◆ Source data ◆
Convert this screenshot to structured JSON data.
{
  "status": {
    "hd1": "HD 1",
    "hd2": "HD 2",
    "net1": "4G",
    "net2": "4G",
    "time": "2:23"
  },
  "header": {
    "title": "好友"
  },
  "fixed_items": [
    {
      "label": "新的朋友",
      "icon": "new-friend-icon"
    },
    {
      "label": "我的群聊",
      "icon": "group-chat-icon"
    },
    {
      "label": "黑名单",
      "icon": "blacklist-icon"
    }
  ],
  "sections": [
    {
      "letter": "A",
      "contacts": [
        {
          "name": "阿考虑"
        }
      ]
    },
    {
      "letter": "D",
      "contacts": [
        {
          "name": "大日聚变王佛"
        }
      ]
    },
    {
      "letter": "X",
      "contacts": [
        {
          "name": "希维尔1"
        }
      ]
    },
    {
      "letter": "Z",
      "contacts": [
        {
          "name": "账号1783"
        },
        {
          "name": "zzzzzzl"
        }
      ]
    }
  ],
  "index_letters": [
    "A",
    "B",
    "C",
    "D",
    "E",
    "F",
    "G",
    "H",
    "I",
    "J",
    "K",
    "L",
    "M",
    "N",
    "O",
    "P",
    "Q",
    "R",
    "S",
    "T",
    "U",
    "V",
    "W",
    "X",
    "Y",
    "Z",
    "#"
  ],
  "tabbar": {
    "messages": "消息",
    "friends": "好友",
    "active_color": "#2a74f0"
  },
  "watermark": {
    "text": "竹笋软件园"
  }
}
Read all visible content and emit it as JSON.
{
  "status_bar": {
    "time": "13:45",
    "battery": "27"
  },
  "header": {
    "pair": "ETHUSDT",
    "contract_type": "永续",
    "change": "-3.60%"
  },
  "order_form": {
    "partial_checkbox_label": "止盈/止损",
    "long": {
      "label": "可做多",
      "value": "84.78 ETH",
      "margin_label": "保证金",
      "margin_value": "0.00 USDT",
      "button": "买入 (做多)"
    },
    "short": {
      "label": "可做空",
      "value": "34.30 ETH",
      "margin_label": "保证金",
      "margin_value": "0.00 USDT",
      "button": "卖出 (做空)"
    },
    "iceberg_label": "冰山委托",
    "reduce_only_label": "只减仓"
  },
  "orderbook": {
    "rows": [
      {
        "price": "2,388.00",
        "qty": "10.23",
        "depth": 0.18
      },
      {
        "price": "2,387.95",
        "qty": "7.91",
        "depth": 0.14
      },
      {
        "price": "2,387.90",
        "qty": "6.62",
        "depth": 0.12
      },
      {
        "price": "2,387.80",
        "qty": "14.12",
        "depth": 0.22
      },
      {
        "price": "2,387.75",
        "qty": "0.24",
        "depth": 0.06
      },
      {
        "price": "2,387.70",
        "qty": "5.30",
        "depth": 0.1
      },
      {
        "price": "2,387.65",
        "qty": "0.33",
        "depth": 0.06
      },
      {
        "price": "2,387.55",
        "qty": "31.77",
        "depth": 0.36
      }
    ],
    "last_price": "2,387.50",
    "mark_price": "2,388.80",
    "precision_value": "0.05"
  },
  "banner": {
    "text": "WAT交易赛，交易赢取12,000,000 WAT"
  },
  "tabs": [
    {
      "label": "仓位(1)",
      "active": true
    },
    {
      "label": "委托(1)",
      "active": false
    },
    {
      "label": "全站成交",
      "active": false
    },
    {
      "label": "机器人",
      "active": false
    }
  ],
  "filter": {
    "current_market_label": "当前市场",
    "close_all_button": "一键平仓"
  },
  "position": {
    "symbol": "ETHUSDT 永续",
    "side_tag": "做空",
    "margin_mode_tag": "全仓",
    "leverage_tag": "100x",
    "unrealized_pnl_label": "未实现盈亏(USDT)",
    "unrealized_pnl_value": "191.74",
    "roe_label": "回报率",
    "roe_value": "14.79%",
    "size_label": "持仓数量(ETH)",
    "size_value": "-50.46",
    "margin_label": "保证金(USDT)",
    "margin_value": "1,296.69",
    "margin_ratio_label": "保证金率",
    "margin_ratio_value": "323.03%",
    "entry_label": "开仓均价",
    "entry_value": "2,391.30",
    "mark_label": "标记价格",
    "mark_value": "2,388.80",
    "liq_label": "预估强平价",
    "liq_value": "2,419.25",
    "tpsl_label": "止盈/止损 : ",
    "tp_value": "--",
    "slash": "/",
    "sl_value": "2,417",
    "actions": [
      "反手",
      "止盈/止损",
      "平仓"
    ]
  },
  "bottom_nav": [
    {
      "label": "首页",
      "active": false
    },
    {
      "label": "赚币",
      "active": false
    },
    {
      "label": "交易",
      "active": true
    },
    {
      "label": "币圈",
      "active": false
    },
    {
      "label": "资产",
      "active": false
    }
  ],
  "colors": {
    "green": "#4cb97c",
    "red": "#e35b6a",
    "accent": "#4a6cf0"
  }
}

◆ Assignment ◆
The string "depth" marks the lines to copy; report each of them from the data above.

◆ Solution to the exercise ◆
        "depth": 0.18
        "depth": 0.14
        "depth": 0.12
        "depth": 0.22
        "depth": 0.06
        "depth": 0.1
        "depth": 0.06
        "depth": 0.36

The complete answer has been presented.